[Items listed in a dataset]
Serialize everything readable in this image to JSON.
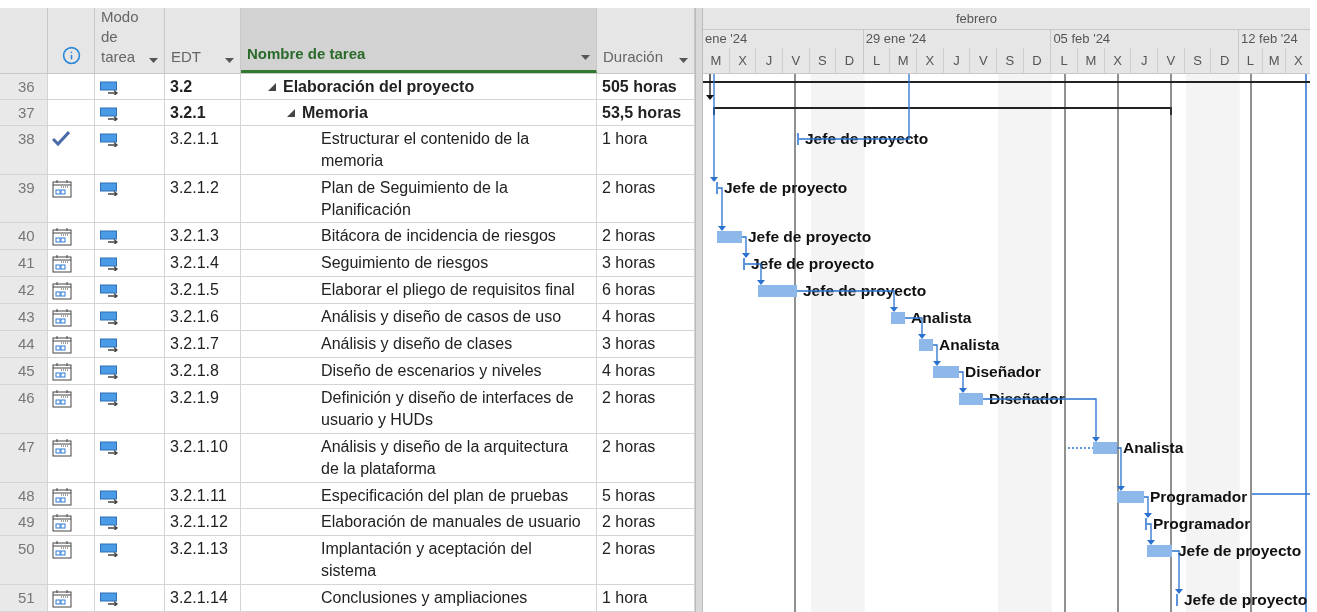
{
  "columns": [
    {
      "kind": "row_number"
    },
    {
      "kind": "indicator"
    },
    {
      "kind": "mode",
      "label": "Modo de tarea",
      "selected": false
    },
    {
      "kind": "wbs",
      "label": "EDT",
      "selected": false
    },
    {
      "kind": "name",
      "label": "Nombre de tarea",
      "selected": true
    },
    {
      "kind": "duration",
      "label": "Duración",
      "selected": false
    }
  ],
  "timescale": {
    "month": "febrero",
    "weeks": [
      {
        "label": "ene '24",
        "days": [
          "M",
          "X",
          "J",
          "V",
          "S",
          "D"
        ]
      },
      {
        "label": "29 ene '24",
        "days": [
          "L",
          "M",
          "X",
          "J",
          "V",
          "S",
          "D"
        ]
      },
      {
        "label": "05 feb '24",
        "days": [
          "L",
          "M",
          "X",
          "J",
          "V",
          "S",
          "D"
        ]
      },
      {
        "label": "12 feb '24",
        "days": [
          "L",
          "M",
          "X"
        ]
      }
    ]
  },
  "tasks": [
    {
      "id": "36",
      "auto_scheduled": true,
      "wbs": "3.2",
      "name": "Elaboración del proyecto",
      "duration": "505 horas",
      "expanded": true,
      "children": [
        {
          "id": "37",
          "auto_scheduled": true,
          "wbs": "3.2.1",
          "name": "Memoria",
          "duration": "53,5 horas",
          "expanded": true,
          "children": [
            {
              "id": "38",
              "completed": true,
              "calendar": false,
              "auto_scheduled": true,
              "wbs": "3.2.1.1",
              "name": "Estructurar el contenido de la memoria",
              "duration": "1 hora",
              "resource": "Jefe de proyecto"
            },
            {
              "id": "39",
              "completed": false,
              "calendar": true,
              "auto_scheduled": true,
              "wbs": "3.2.1.2",
              "name": "Plan de Seguimiento de la Planificación",
              "duration": "2 horas",
              "resource": "Jefe de proyecto"
            },
            {
              "id": "40",
              "completed": false,
              "calendar": true,
              "auto_scheduled": true,
              "wbs": "3.2.1.3",
              "name": "Bitácora de incidencia de riesgos",
              "duration": "2 horas",
              "resource": "Jefe de proyecto"
            },
            {
              "id": "41",
              "completed": false,
              "calendar": true,
              "auto_scheduled": true,
              "wbs": "3.2.1.4",
              "name": "Seguimiento de riesgos",
              "duration": "3 horas",
              "resource": "Jefe de proyecto"
            },
            {
              "id": "42",
              "completed": false,
              "calendar": true,
              "auto_scheduled": true,
              "wbs": "3.2.1.5",
              "name": "Elaborar el pliego de requisitos final",
              "duration": "6 horas",
              "resource": "Jefe de proyecto"
            },
            {
              "id": "43",
              "completed": false,
              "calendar": true,
              "auto_scheduled": true,
              "wbs": "3.2.1.6",
              "name": "Análisis y diseño de casos de uso",
              "duration": "4 horas",
              "resource": "Analista"
            },
            {
              "id": "44",
              "completed": false,
              "calendar": true,
              "auto_scheduled": true,
              "wbs": "3.2.1.7",
              "name": "Análisis y diseño de clases",
              "duration": "3 horas",
              "resource": "Analista"
            },
            {
              "id": "45",
              "completed": false,
              "calendar": true,
              "auto_scheduled": true,
              "wbs": "3.2.1.8",
              "name": "Diseño de escenarios y niveles",
              "duration": "4 horas",
              "resource": "Diseñador"
            },
            {
              "id": "46",
              "completed": false,
              "calendar": true,
              "auto_scheduled": true,
              "wbs": "3.2.1.9",
              "name": "Definición y diseño de interfaces de usuario y HUDs",
              "duration": "2 horas",
              "resource": "Diseñador"
            },
            {
              "id": "47",
              "completed": false,
              "calendar": true,
              "auto_scheduled": true,
              "wbs": "3.2.1.10",
              "name": "Análisis y diseño de la arquitectura de la plataforma",
              "duration": "2 horas",
              "resource": "Analista"
            },
            {
              "id": "48",
              "completed": false,
              "calendar": true,
              "auto_scheduled": true,
              "wbs": "3.2.1.11",
              "name": "Especificación del plan de pruebas",
              "duration": "5 horas",
              "resource": "Programador"
            },
            {
              "id": "49",
              "completed": false,
              "calendar": true,
              "auto_scheduled": true,
              "wbs": "3.2.1.12",
              "name": "Elaboración de manuales de usuario",
              "duration": "2 horas",
              "resource": "Programador"
            },
            {
              "id": "50",
              "completed": false,
              "calendar": true,
              "auto_scheduled": true,
              "wbs": "3.2.1.13",
              "name": "Implantación y aceptación del sistema",
              "duration": "2 horas",
              "resource": "Jefe de proyecto"
            },
            {
              "id": "51",
              "completed": false,
              "calendar": true,
              "auto_scheduled": true,
              "wbs": "3.2.1.14",
              "name": "Conclusiones y ampliaciones",
              "duration": "1 hora",
              "resource": "Jefe de proyecto"
            }
          ]
        }
      ]
    }
  ]
}
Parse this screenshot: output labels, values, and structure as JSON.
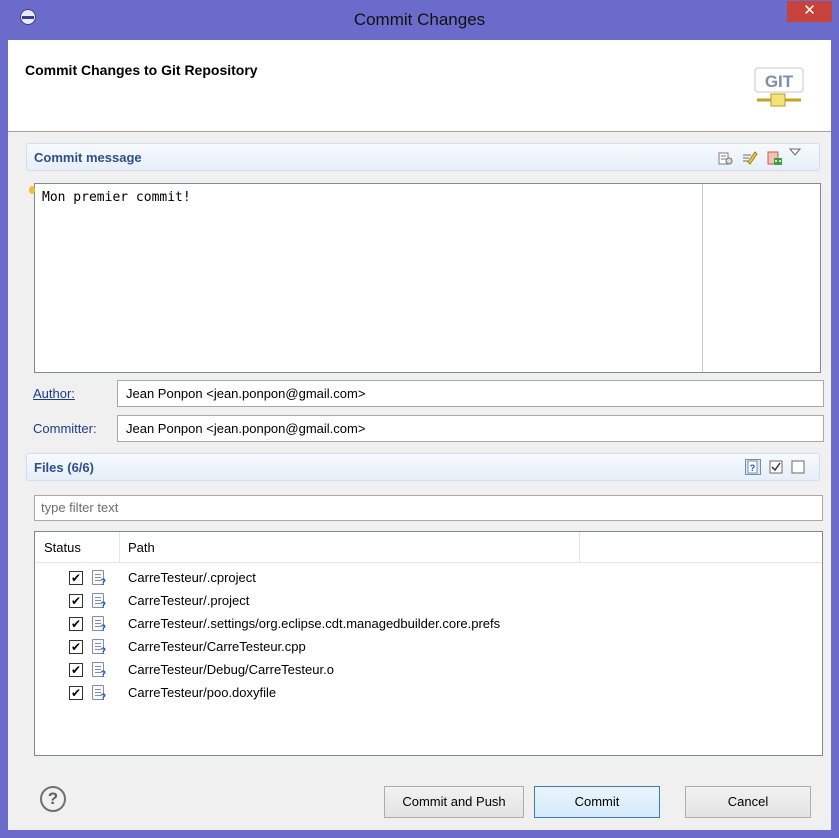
{
  "window": {
    "title": "Commit Changes",
    "close_glyph": "✕"
  },
  "header": {
    "title": "Commit Changes to Git Repository",
    "logo_text": "GIT"
  },
  "commit_message": {
    "section_label": "Commit message",
    "text": "Mon premier commit!",
    "toolbar_icons": [
      "previous-messages-icon",
      "add-signed-off-by-icon",
      "amend-commit-icon",
      "view-menu-icon"
    ]
  },
  "author": {
    "label": "Author:",
    "value": "Jean Ponpon <jean.ponpon@gmail.com>"
  },
  "committer": {
    "label": "Committer:",
    "value": "Jean Ponpon <jean.ponpon@gmail.com>"
  },
  "files": {
    "section_label": "Files (6/6)",
    "filter_placeholder": "type filter text",
    "columns": [
      "Status",
      "Path"
    ],
    "rows": [
      {
        "checked": "✔",
        "path": "CarreTesteur/.cproject",
        "icon": "untracked-file-icon"
      },
      {
        "checked": "✔",
        "path": "CarreTesteur/.project",
        "icon": "untracked-file-icon"
      },
      {
        "checked": "✔",
        "path": "CarreTesteur/.settings/org.eclipse.cdt.managedbuilder.core.prefs",
        "icon": "untracked-file-icon"
      },
      {
        "checked": "✔",
        "path": "CarreTesteur/CarreTesteur.cpp",
        "icon": "untracked-cpp-file-icon"
      },
      {
        "checked": "✔",
        "path": "CarreTesteur/Debug/CarreTesteur.o",
        "icon": "untracked-binary-file-icon"
      },
      {
        "checked": "✔",
        "path": "CarreTesteur/poo.doxyfile",
        "icon": "untracked-file-icon"
      }
    ]
  },
  "buttons": {
    "help": "?",
    "commit_and_push": "Commit and Push",
    "commit": "Commit",
    "cancel": "Cancel"
  },
  "colors": {
    "title_bar": "#6b6bcb",
    "close_button": "#c7423b",
    "section_label": "#2f4e8c",
    "default_button_border": "#3c7fb1"
  }
}
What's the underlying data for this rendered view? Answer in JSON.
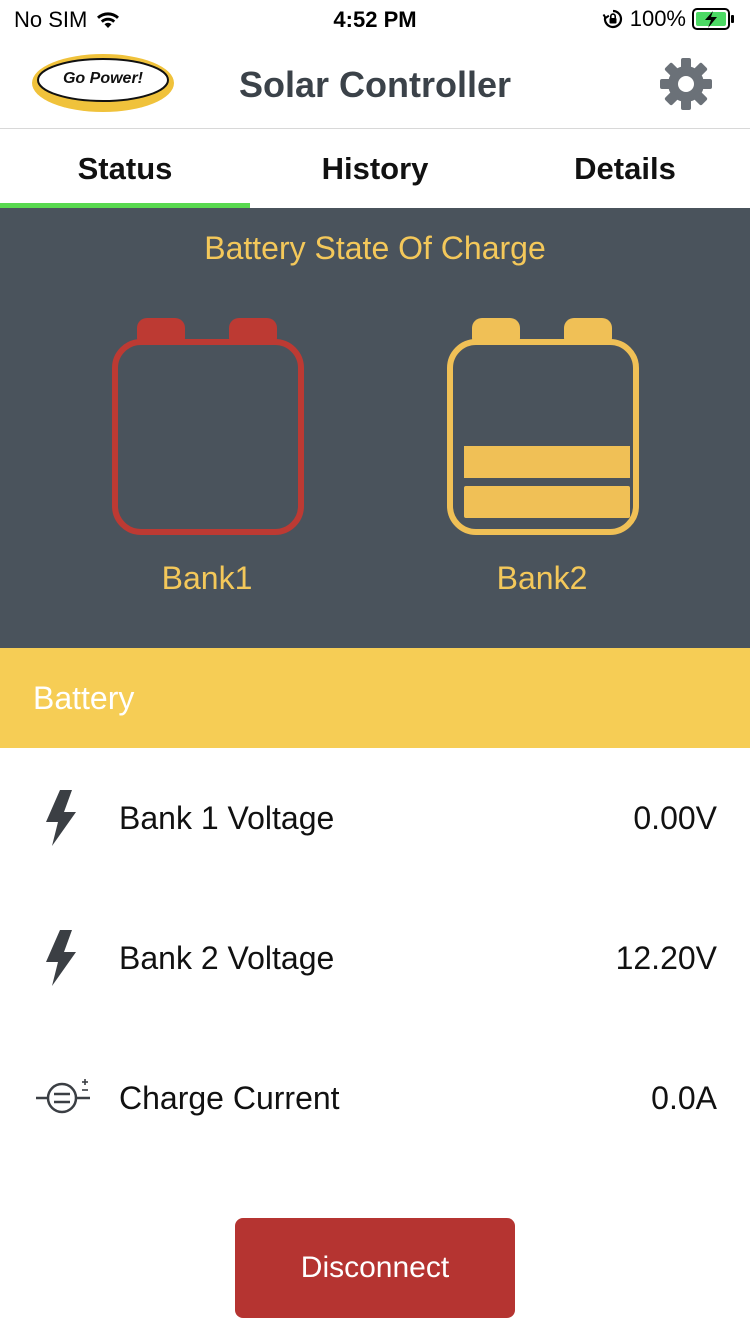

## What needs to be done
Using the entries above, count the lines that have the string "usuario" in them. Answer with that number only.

## Answer for this exercise
2